Bulletin N°472



19 December 2010
Grenoble, France

Dear Colleagues and Friends of CEIMSA,

Warning, any resemblance to real persons or events in the experiment described below with animals in a manipulated environment is merely coincidental.

A few years ago William Blum, the distinguished author of the influential book, Killing Hope, sent me a report by journalist Per Fagerent on an experiment that had been conducted in animal behavior at a psychology laboratory. Blum had served as an official in the U.S. State Department under the Nixon administration and resigned his post in protest of the crimes against humanity by U.S. policy makers during the Vietnam War. The Swedish-American journalist he introduced asks us to consider the following description of a scientific experiment dealing with the effects environmental change has on animal behaviour.

Dancing on  the electric grid
by Per Fagereng
Picture this standard experiment in psychology: A group of rats is placed
on an electric grid and the voltage is slowly increased. After a while the rats
feel a burning tingle in their feet. The experimenters up the voltage some more,
and watch the rats dance and bite each other.

The experimenters are seeking knowledge, and the rats' pain is presumably
worth it. The experimenters don't blame the rats for fighting each other, or
punish the more aggressive ones. They know that individuals react to pain in
different ways.

Now picture the economic terrain as a different kind of pain grid. Instead of
electric shocks, the inhabitants experience job loss, higher prices, less pay,
overwork, polluted neighborhoods and so on. Controlling the grid are not 
psychologists, but CEOs and bankers. Instead of knowledge, they are seeking
profit. And so they up the pain, but not because they want to hurt people. They
are really trying to up their profits, and the pain is a side effect.

After a while people on the grid do nasty things to each other, everything from
domestic violence to immigrant-bashing to crime. Unlike the rats, the people get
blamed for their misbehavior. We are told to point our fingers at the victims on
the grid, instead of at the economic rulers who keep increasing the pain.

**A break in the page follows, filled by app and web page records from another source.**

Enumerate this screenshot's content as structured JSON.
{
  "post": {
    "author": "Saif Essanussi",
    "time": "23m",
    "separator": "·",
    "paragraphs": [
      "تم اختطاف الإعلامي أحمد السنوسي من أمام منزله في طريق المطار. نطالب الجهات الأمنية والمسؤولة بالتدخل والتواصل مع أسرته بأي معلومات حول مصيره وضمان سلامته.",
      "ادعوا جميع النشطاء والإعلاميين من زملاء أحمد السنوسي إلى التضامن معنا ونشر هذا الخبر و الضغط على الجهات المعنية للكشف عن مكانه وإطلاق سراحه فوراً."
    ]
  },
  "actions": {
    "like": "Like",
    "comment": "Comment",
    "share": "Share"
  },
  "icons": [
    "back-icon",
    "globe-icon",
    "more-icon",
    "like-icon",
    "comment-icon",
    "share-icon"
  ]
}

You'd think that the CEOs and bankers would ease up on the pain, but think
again. They continue to demand more sacrifice from the poor, knowing full
well how they'll react. 

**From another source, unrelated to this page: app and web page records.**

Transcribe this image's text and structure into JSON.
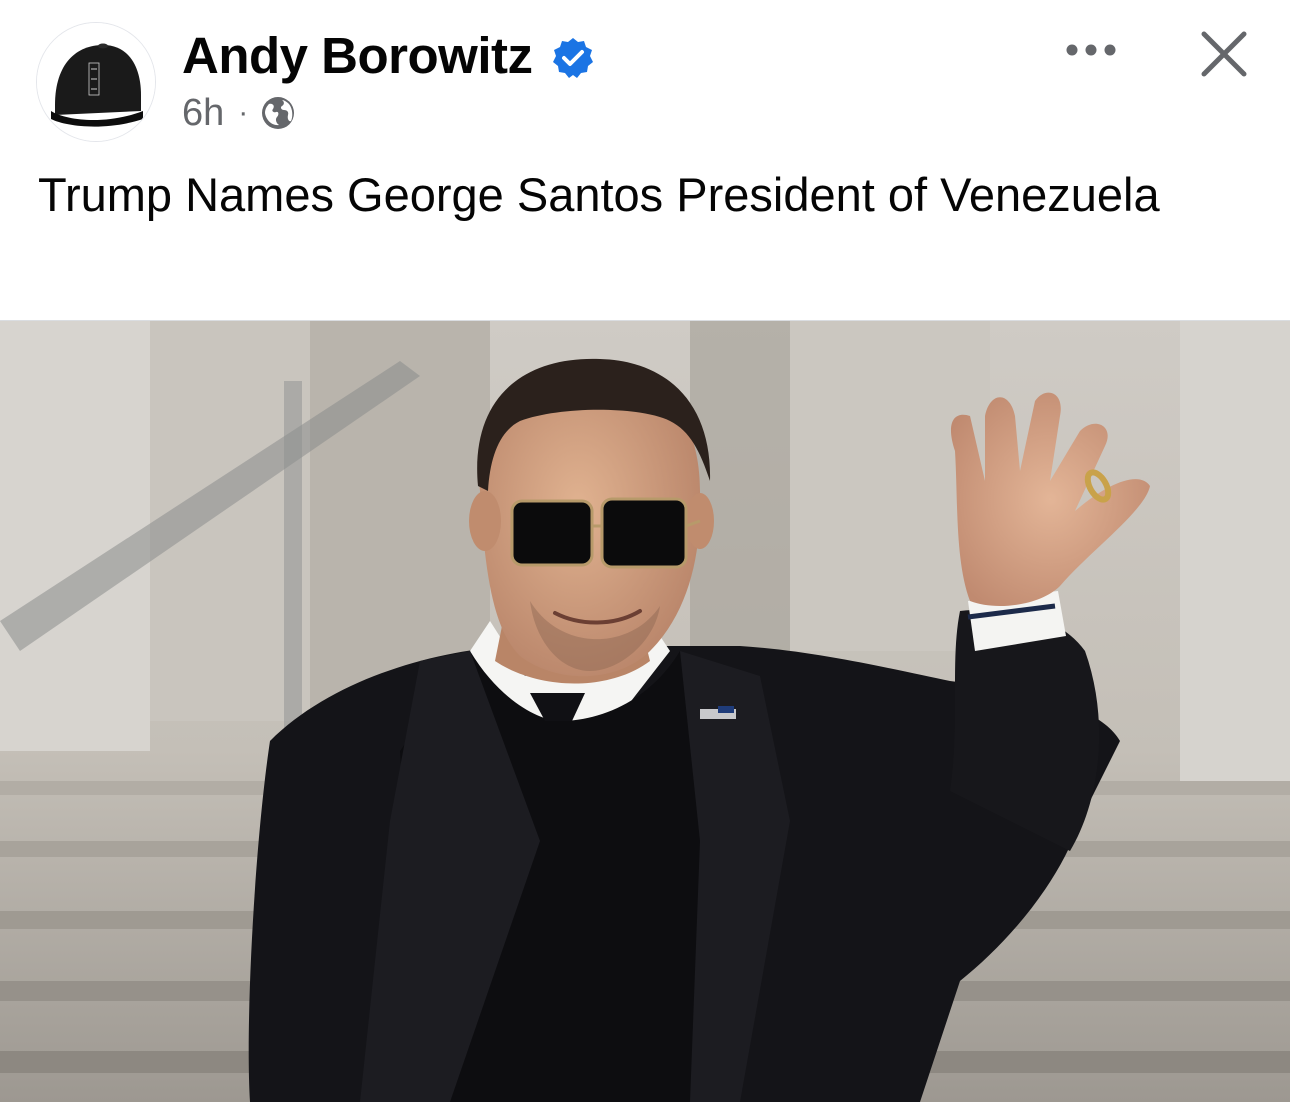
{
  "post": {
    "author": "Andy Borowitz",
    "verified_icon": "verified-badge-icon",
    "time": "6h",
    "separator": "·",
    "audience_icon": "globe-icon",
    "text": "Trump Names George Santos President of Venezuela",
    "avatar_hat_text": "TBR"
  },
  "actions": {
    "more_icon": "more-options-icon",
    "close_icon": "close-icon"
  },
  "colors": {
    "verified": "#1b74e4",
    "secondary_text": "#65676b",
    "primary_text": "#050505"
  }
}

Would you call this a big conspiracy? Or the sum of many small conspiracies? 
Maybe it doesn't matter that much. I'm not a mind reader. The point is, the economic
rulers pursue their profits and they know the consequences. So to that extent, they
are choosing to inflict pain.


In this example of the electronic grid, we see the context of environmentally induced pain and a subsequent behavioural change in rodents, who quickly develop an illegitimate power hierarchy that is maintained by violence. Dominate/subordinate relationships materialize in new power pyramids; it would appear that the activity of chewing the ears and tails off individuals offers the possibility of eluding the pain induced by the electric grid, while others seek some alternative sort of "advantage". Any natural hierarchies within this rat population, which might have been based on survival instincts or on procreation, were effectively dissolved by the experimenters who were pursuing their own career goals, totally unnoticed by their animal victims.

On a happier note, we offer this Xmas-time invitation from GRITtv and The Real News Network to revolt against the injustices we are all now living:

No Millionaire Left Behind



South America's Participatory Activism Leaves Mark on the North


And finally, we invite our readers to visit the CEIMSA web site's Archives, Conferences, and Publications this Christmas season for possible forwarding to friends, including our recent Bulletin #471: "ON WOULD-BE PUPPET MASTERS AND CONVINCED MISANTHROPES IN A VIRTUAL WORLD OF OPPORTUNITIES " at http://www.ceimsa.org/archives/bull-471.html.

Francis McCollum Feeley
Professor of American Studies
Director of Research
Université Stendhal Grenoble 3